novembre 5Forcing bulbs such as hyacinths, crocus, tulips, and narcissus is not rocket science: just the pot them up in the fall, barely covering the bulb with potting soil (in fact, if the tip of the bulb still shows, that’s not a problem), then water well and seal the pot in a plastic bag, putting it in a cool but frost free place, such as a fridge, a barely heated garage or a cold room. You want cold conditions, but above freezing. Check the condition of the bulbs occasionally, watering if necessary, because bulbs, unlike other plants, actually grow and use water when stored in the cold and dark! When the bulbs are ready to bloom, remove the bag, place the pot in a well lit location, water it as needed and your bulbs will be in bloom in as little as two weeks!

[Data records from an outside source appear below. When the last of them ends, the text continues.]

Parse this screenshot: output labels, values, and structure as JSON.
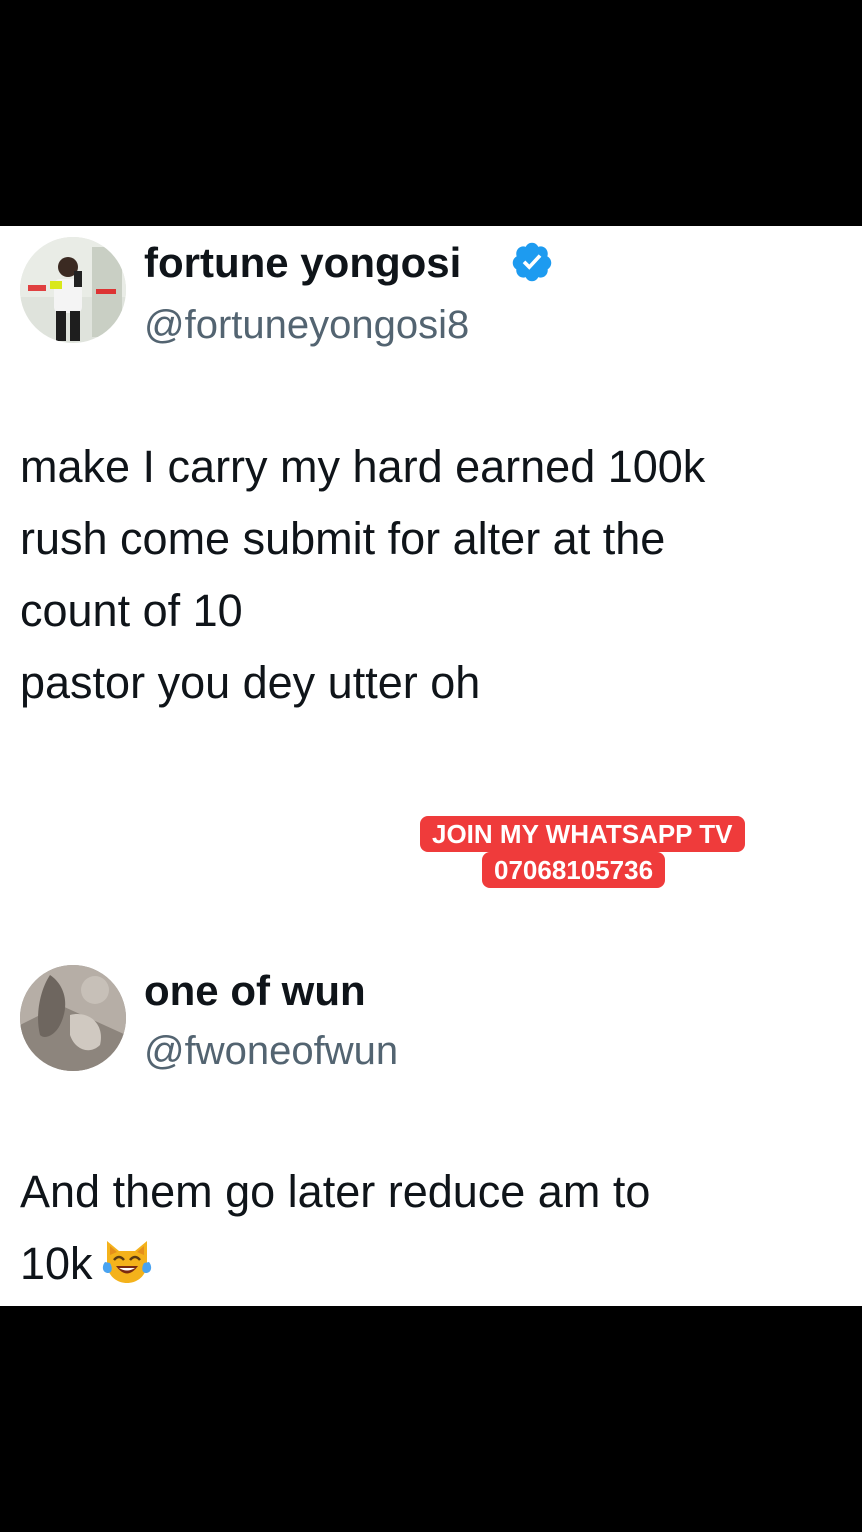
{
  "tweets": [
    {
      "display_name": "fortune yongosi",
      "handle": "@fortuneyongosi8",
      "verified": true,
      "lines": [
        "make I carry my hard earned 100k",
        "rush come submit for alter at the",
        "count of 10",
        "pastor you dey utter oh"
      ]
    },
    {
      "display_name": "one of wun",
      "handle": "@fwoneofwun",
      "verified": false,
      "lines": [
        "And them go later reduce am to",
        "10k"
      ],
      "emoji": "cat-face-with-tears-of-joy"
    }
  ],
  "promo": {
    "line1": "JOIN MY WHATSAPP TV",
    "line2": "07068105736"
  },
  "colors": {
    "verified_blue": "#1d9bf0",
    "promo_red": "#ef3b3b",
    "handle_gray": "#536471",
    "text": "#0f1419"
  }
}
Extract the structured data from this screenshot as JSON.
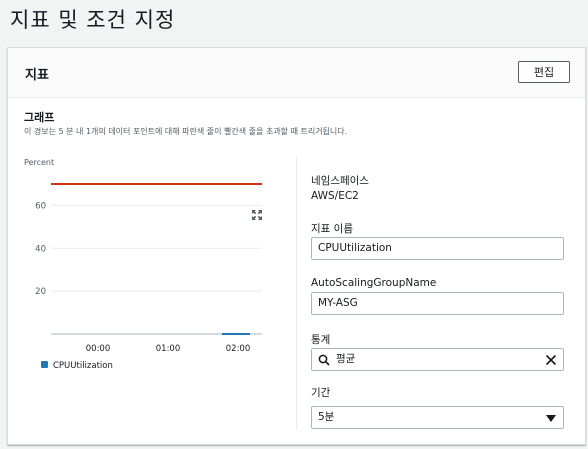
{
  "page": {
    "title": "지표 및 조건 지정"
  },
  "panel": {
    "title": "지표",
    "edit_label": "편집",
    "graph_label": "그래프",
    "graph_description": "이 경보는 5 분 내 1개의 데이터 포인트에 대해 파란색 줄이 빨간색 줄을 초과할 때 트리거됩니다."
  },
  "fields": {
    "namespace_label": "네임스페이스",
    "namespace_value": "AWS/EC2",
    "metric_name_label": "지표 이름",
    "metric_name_value": "CPUUtilization",
    "dimension_label": "AutoScalingGroupName",
    "dimension_value": "MY-ASG",
    "statistic_label": "통계",
    "statistic_value": "평균",
    "period_label": "기간",
    "period_value": "5분"
  },
  "colors": {
    "threshold": "#d13212",
    "series": "#1f77b4",
    "accent": "#0073bb"
  },
  "icons": {
    "expand": "expand-icon",
    "search": "search-icon",
    "clear": "clear-icon",
    "caret": "caret-down-icon"
  },
  "chart_data": {
    "type": "line",
    "ylabel": "Percent",
    "y_ticks": [
      20,
      40,
      60
    ],
    "ylim": [
      0,
      70
    ],
    "x_ticks": [
      "00:00",
      "01:00",
      "02:00"
    ],
    "threshold": 70,
    "series": [
      {
        "name": "CPUUtilization",
        "x": [
          "02:00"
        ],
        "values": [
          0
        ]
      }
    ],
    "legend_position": "bottom-left",
    "grid": true
  }
}
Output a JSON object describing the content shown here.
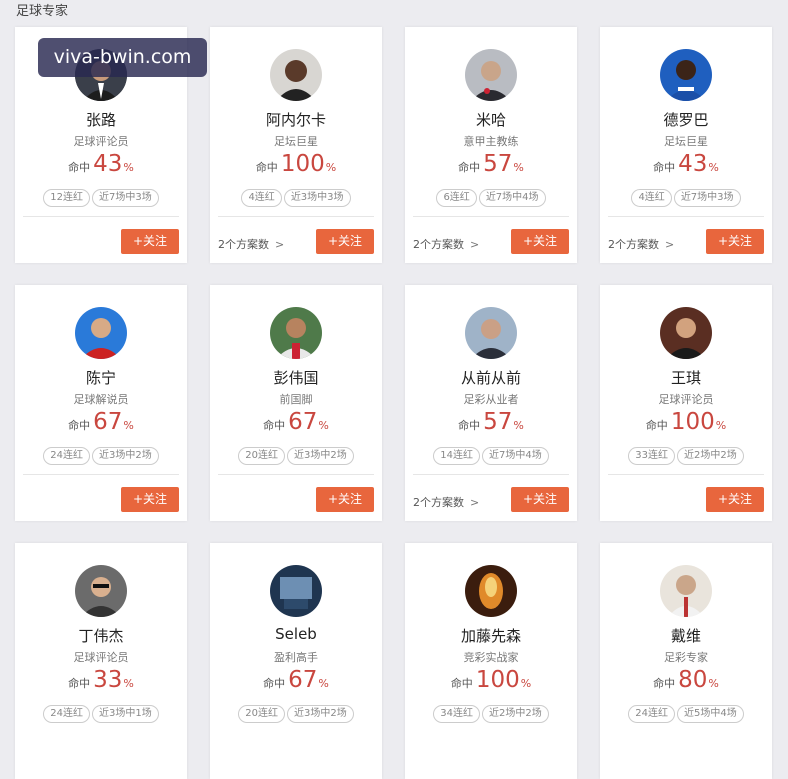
{
  "section_title": "足球专家",
  "watermark": "viva-bwin.com",
  "labels": {
    "hit": "命中",
    "percent": "%",
    "follow": "+关注",
    "plans_suffix": "个方案数"
  },
  "colors": {
    "accent_orange": "#e8663d",
    "rate_red": "#c9473f"
  },
  "experts": [
    {
      "name": "张路",
      "role": "足球评论员",
      "rate": "43",
      "streak": "12连红",
      "recent": "近7场中3场",
      "plans": ""
    },
    {
      "name": "阿内尔卡",
      "role": "足坛巨星",
      "rate": "100",
      "streak": "4连红",
      "recent": "近3场中3场",
      "plans": "2个方案数"
    },
    {
      "name": "米哈",
      "role": "意甲主教练",
      "rate": "57",
      "streak": "6连红",
      "recent": "近7场中4场",
      "plans": "2个方案数"
    },
    {
      "name": "德罗巴",
      "role": "足坛巨星",
      "rate": "43",
      "streak": "4连红",
      "recent": "近7场中3场",
      "plans": "2个方案数"
    },
    {
      "name": "陈宁",
      "role": "足球解说员",
      "rate": "67",
      "streak": "24连红",
      "recent": "近3场中2场",
      "plans": ""
    },
    {
      "name": "彭伟国",
      "role": "前国脚",
      "rate": "67",
      "streak": "20连红",
      "recent": "近3场中2场",
      "plans": ""
    },
    {
      "name": "从前从前",
      "role": "足彩从业者",
      "rate": "57",
      "streak": "14连红",
      "recent": "近7场中4场",
      "plans": "2个方案数"
    },
    {
      "name": "王琪",
      "role": "足球评论员",
      "rate": "100",
      "streak": "33连红",
      "recent": "近2场中2场",
      "plans": ""
    },
    {
      "name": "丁伟杰",
      "role": "足球评论员",
      "rate": "33",
      "streak": "24连红",
      "recent": "近3场中1场",
      "plans": ""
    },
    {
      "name": "Seleb",
      "role": "盈利高手",
      "rate": "67",
      "streak": "20连红",
      "recent": "近3场中2场",
      "plans": ""
    },
    {
      "name": "加藤先森",
      "role": "竞彩实战家",
      "rate": "100",
      "streak": "34连红",
      "recent": "近2场中2场",
      "plans": ""
    },
    {
      "name": "戴维",
      "role": "足彩专家",
      "rate": "80",
      "streak": "24连红",
      "recent": "近5场中4场",
      "plans": ""
    }
  ]
}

Forcing bulbs takes more time than people imagine, though. Even if the bulb looks “ready”, with a well-developed shoot and many roots, it needs to have been in cold conditions for the equivalent of a winter. For most bulbs, figure 14 weeks of forcing before it is time to expose them to heat. Hyacinths are the fastest bulbs to force, usually requiring only 8 or 9 weeks of cold… at least, they’re the fastest among traditional bulbs.

There is a subcategory of narcissus, the Paperwhite narcissus (Narcissus papyraceus), that comes from a Mediterranean climate where it never gets very cold. This narcissus is not hardy in many areas (USDA zones 8 to 11) and is generally sold as an indoor plant. Just pot up Paperwhite bulbs, water them and they will be in bloom in time for Christmas!